MATERIAL FOR THIS TASK Block Start

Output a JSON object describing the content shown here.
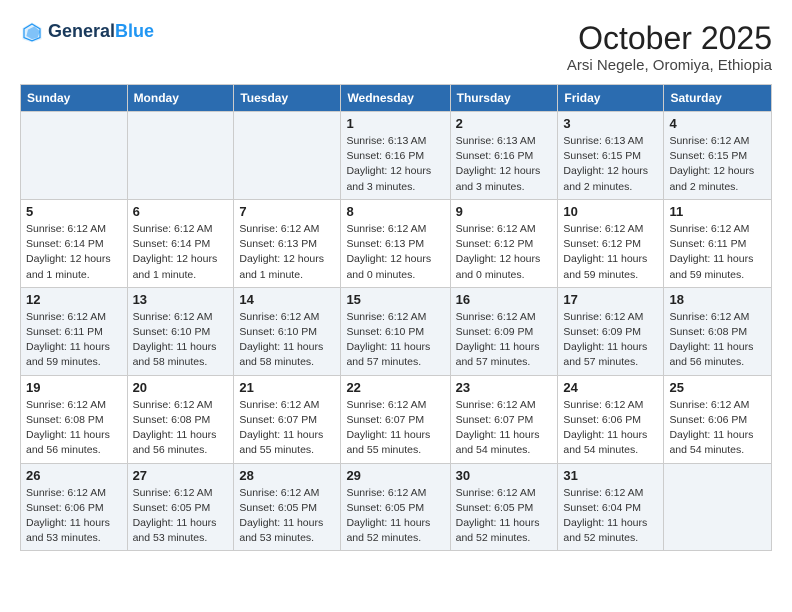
{
  "header": {
    "logo_line1": "General",
    "logo_line2": "Blue",
    "month": "October 2025",
    "location": "Arsi Negele, Oromiya, Ethiopia"
  },
  "days_of_week": [
    "Sunday",
    "Monday",
    "Tuesday",
    "Wednesday",
    "Thursday",
    "Friday",
    "Saturday"
  ],
  "weeks": [
    [
      {
        "day": "",
        "info": ""
      },
      {
        "day": "",
        "info": ""
      },
      {
        "day": "",
        "info": ""
      },
      {
        "day": "1",
        "info": "Sunrise: 6:13 AM\nSunset: 6:16 PM\nDaylight: 12 hours\nand 3 minutes."
      },
      {
        "day": "2",
        "info": "Sunrise: 6:13 AM\nSunset: 6:16 PM\nDaylight: 12 hours\nand 3 minutes."
      },
      {
        "day": "3",
        "info": "Sunrise: 6:13 AM\nSunset: 6:15 PM\nDaylight: 12 hours\nand 2 minutes."
      },
      {
        "day": "4",
        "info": "Sunrise: 6:12 AM\nSunset: 6:15 PM\nDaylight: 12 hours\nand 2 minutes."
      }
    ],
    [
      {
        "day": "5",
        "info": "Sunrise: 6:12 AM\nSunset: 6:14 PM\nDaylight: 12 hours\nand 1 minute."
      },
      {
        "day": "6",
        "info": "Sunrise: 6:12 AM\nSunset: 6:14 PM\nDaylight: 12 hours\nand 1 minute."
      },
      {
        "day": "7",
        "info": "Sunrise: 6:12 AM\nSunset: 6:13 PM\nDaylight: 12 hours\nand 1 minute."
      },
      {
        "day": "8",
        "info": "Sunrise: 6:12 AM\nSunset: 6:13 PM\nDaylight: 12 hours\nand 0 minutes."
      },
      {
        "day": "9",
        "info": "Sunrise: 6:12 AM\nSunset: 6:12 PM\nDaylight: 12 hours\nand 0 minutes."
      },
      {
        "day": "10",
        "info": "Sunrise: 6:12 AM\nSunset: 6:12 PM\nDaylight: 11 hours\nand 59 minutes."
      },
      {
        "day": "11",
        "info": "Sunrise: 6:12 AM\nSunset: 6:11 PM\nDaylight: 11 hours\nand 59 minutes."
      }
    ],
    [
      {
        "day": "12",
        "info": "Sunrise: 6:12 AM\nSunset: 6:11 PM\nDaylight: 11 hours\nand 59 minutes."
      },
      {
        "day": "13",
        "info": "Sunrise: 6:12 AM\nSunset: 6:10 PM\nDaylight: 11 hours\nand 58 minutes."
      },
      {
        "day": "14",
        "info": "Sunrise: 6:12 AM\nSunset: 6:10 PM\nDaylight: 11 hours\nand 58 minutes."
      },
      {
        "day": "15",
        "info": "Sunrise: 6:12 AM\nSunset: 6:10 PM\nDaylight: 11 hours\nand 57 minutes."
      },
      {
        "day": "16",
        "info": "Sunrise: 6:12 AM\nSunset: 6:09 PM\nDaylight: 11 hours\nand 57 minutes."
      },
      {
        "day": "17",
        "info": "Sunrise: 6:12 AM\nSunset: 6:09 PM\nDaylight: 11 hours\nand 57 minutes."
      },
      {
        "day": "18",
        "info": "Sunrise: 6:12 AM\nSunset: 6:08 PM\nDaylight: 11 hours\nand 56 minutes."
      }
    ],
    [
      {
        "day": "19",
        "info": "Sunrise: 6:12 AM\nSunset: 6:08 PM\nDaylight: 11 hours\nand 56 minutes."
      },
      {
        "day": "20",
        "info": "Sunrise: 6:12 AM\nSunset: 6:08 PM\nDaylight: 11 hours\nand 56 minutes."
      },
      {
        "day": "21",
        "info": "Sunrise: 6:12 AM\nSunset: 6:07 PM\nDaylight: 11 hours\nand 55 minutes."
      },
      {
        "day": "22",
        "info": "Sunrise: 6:12 AM\nSunset: 6:07 PM\nDaylight: 11 hours\nand 55 minutes."
      },
      {
        "day": "23",
        "info": "Sunrise: 6:12 AM\nSunset: 6:07 PM\nDaylight: 11 hours\nand 54 minutes."
      },
      {
        "day": "24",
        "info": "Sunrise: 6:12 AM\nSunset: 6:06 PM\nDaylight: 11 hours\nand 54 minutes."
      },
      {
        "day": "25",
        "info": "Sunrise: 6:12 AM\nSunset: 6:06 PM\nDaylight: 11 hours\nand 54 minutes."
      }
    ],
    [
      {
        "day": "26",
        "info": "Sunrise: 6:12 AM\nSunset: 6:06 PM\nDaylight: 11 hours\nand 53 minutes."
      },
      {
        "day": "27",
        "info": "Sunrise: 6:12 AM\nSunset: 6:05 PM\nDaylight: 11 hours\nand 53 minutes."
      },
      {
        "day": "28",
        "info": "Sunrise: 6:12 AM\nSunset: 6:05 PM\nDaylight: 11 hours\nand 53 minutes."
      },
      {
        "day": "29",
        "info": "Sunrise: 6:12 AM\nSunset: 6:05 PM\nDaylight: 11 hours\nand 52 minutes."
      },
      {
        "day": "30",
        "info": "Sunrise: 6:12 AM\nSunset: 6:05 PM\nDaylight: 11 hours\nand 52 minutes."
      },
      {
        "day": "31",
        "info": "Sunrise: 6:12 AM\nSunset: 6:04 PM\nDaylight: 11 hours\nand 52 minutes."
      },
      {
        "day": "",
        "info": ""
      }
    ]
  ]
}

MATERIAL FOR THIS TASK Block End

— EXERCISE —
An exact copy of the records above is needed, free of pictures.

— RESPONSE —
Output a JSON object describing the content shown here.
{
  "header": {
    "logo_line1": "General",
    "logo_line2": "Blue",
    "month": "October 2025",
    "location": "Arsi Negele, Oromiya, Ethiopia"
  },
  "days_of_week": [
    "Sunday",
    "Monday",
    "Tuesday",
    "Wednesday",
    "Thursday",
    "Friday",
    "Saturday"
  ],
  "weeks": [
    [
      {
        "day": "",
        "info": ""
      },
      {
        "day": "",
        "info": ""
      },
      {
        "day": "",
        "info": ""
      },
      {
        "day": "1",
        "info": "Sunrise: 6:13 AM\nSunset: 6:16 PM\nDaylight: 12 hours\nand 3 minutes."
      },
      {
        "day": "2",
        "info": "Sunrise: 6:13 AM\nSunset: 6:16 PM\nDaylight: 12 hours\nand 3 minutes."
      },
      {
        "day": "3",
        "info": "Sunrise: 6:13 AM\nSunset: 6:15 PM\nDaylight: 12 hours\nand 2 minutes."
      },
      {
        "day": "4",
        "info": "Sunrise: 6:12 AM\nSunset: 6:15 PM\nDaylight: 12 hours\nand 2 minutes."
      }
    ],
    [
      {
        "day": "5",
        "info": "Sunrise: 6:12 AM\nSunset: 6:14 PM\nDaylight: 12 hours\nand 1 minute."
      },
      {
        "day": "6",
        "info": "Sunrise: 6:12 AM\nSunset: 6:14 PM\nDaylight: 12 hours\nand 1 minute."
      },
      {
        "day": "7",
        "info": "Sunrise: 6:12 AM\nSunset: 6:13 PM\nDaylight: 12 hours\nand 1 minute."
      },
      {
        "day": "8",
        "info": "Sunrise: 6:12 AM\nSunset: 6:13 PM\nDaylight: 12 hours\nand 0 minutes."
      },
      {
        "day": "9",
        "info": "Sunrise: 6:12 AM\nSunset: 6:12 PM\nDaylight: 12 hours\nand 0 minutes."
      },
      {
        "day": "10",
        "info": "Sunrise: 6:12 AM\nSunset: 6:12 PM\nDaylight: 11 hours\nand 59 minutes."
      },
      {
        "day": "11",
        "info": "Sunrise: 6:12 AM\nSunset: 6:11 PM\nDaylight: 11 hours\nand 59 minutes."
      }
    ],
    [
      {
        "day": "12",
        "info": "Sunrise: 6:12 AM\nSunset: 6:11 PM\nDaylight: 11 hours\nand 59 minutes."
      },
      {
        "day": "13",
        "info": "Sunrise: 6:12 AM\nSunset: 6:10 PM\nDaylight: 11 hours\nand 58 minutes."
      },
      {
        "day": "14",
        "info": "Sunrise: 6:12 AM\nSunset: 6:10 PM\nDaylight: 11 hours\nand 58 minutes."
      },
      {
        "day": "15",
        "info": "Sunrise: 6:12 AM\nSunset: 6:10 PM\nDaylight: 11 hours\nand 57 minutes."
      },
      {
        "day": "16",
        "info": "Sunrise: 6:12 AM\nSunset: 6:09 PM\nDaylight: 11 hours\nand 57 minutes."
      },
      {
        "day": "17",
        "info": "Sunrise: 6:12 AM\nSunset: 6:09 PM\nDaylight: 11 hours\nand 57 minutes."
      },
      {
        "day": "18",
        "info": "Sunrise: 6:12 AM\nSunset: 6:08 PM\nDaylight: 11 hours\nand 56 minutes."
      }
    ],
    [
      {
        "day": "19",
        "info": "Sunrise: 6:12 AM\nSunset: 6:08 PM\nDaylight: 11 hours\nand 56 minutes."
      },
      {
        "day": "20",
        "info": "Sunrise: 6:12 AM\nSunset: 6:08 PM\nDaylight: 11 hours\nand 56 minutes."
      },
      {
        "day": "21",
        "info": "Sunrise: 6:12 AM\nSunset: 6:07 PM\nDaylight: 11 hours\nand 55 minutes."
      },
      {
        "day": "22",
        "info": "Sunrise: 6:12 AM\nSunset: 6:07 PM\nDaylight: 11 hours\nand 55 minutes."
      },
      {
        "day": "23",
        "info": "Sunrise: 6:12 AM\nSunset: 6:07 PM\nDaylight: 11 hours\nand 54 minutes."
      },
      {
        "day": "24",
        "info": "Sunrise: 6:12 AM\nSunset: 6:06 PM\nDaylight: 11 hours\nand 54 minutes."
      },
      {
        "day": "25",
        "info": "Sunrise: 6:12 AM\nSunset: 6:06 PM\nDaylight: 11 hours\nand 54 minutes."
      }
    ],
    [
      {
        "day": "26",
        "info": "Sunrise: 6:12 AM\nSunset: 6:06 PM\nDaylight: 11 hours\nand 53 minutes."
      },
      {
        "day": "27",
        "info": "Sunrise: 6:12 AM\nSunset: 6:05 PM\nDaylight: 11 hours\nand 53 minutes."
      },
      {
        "day": "28",
        "info": "Sunrise: 6:12 AM\nSunset: 6:05 PM\nDaylight: 11 hours\nand 53 minutes."
      },
      {
        "day": "29",
        "info": "Sunrise: 6:12 AM\nSunset: 6:05 PM\nDaylight: 11 hours\nand 52 minutes."
      },
      {
        "day": "30",
        "info": "Sunrise: 6:12 AM\nSunset: 6:05 PM\nDaylight: 11 hours\nand 52 minutes."
      },
      {
        "day": "31",
        "info": "Sunrise: 6:12 AM\nSunset: 6:04 PM\nDaylight: 11 hours\nand 52 minutes."
      },
      {
        "day": "",
        "info": ""
      }
    ]
  ]
}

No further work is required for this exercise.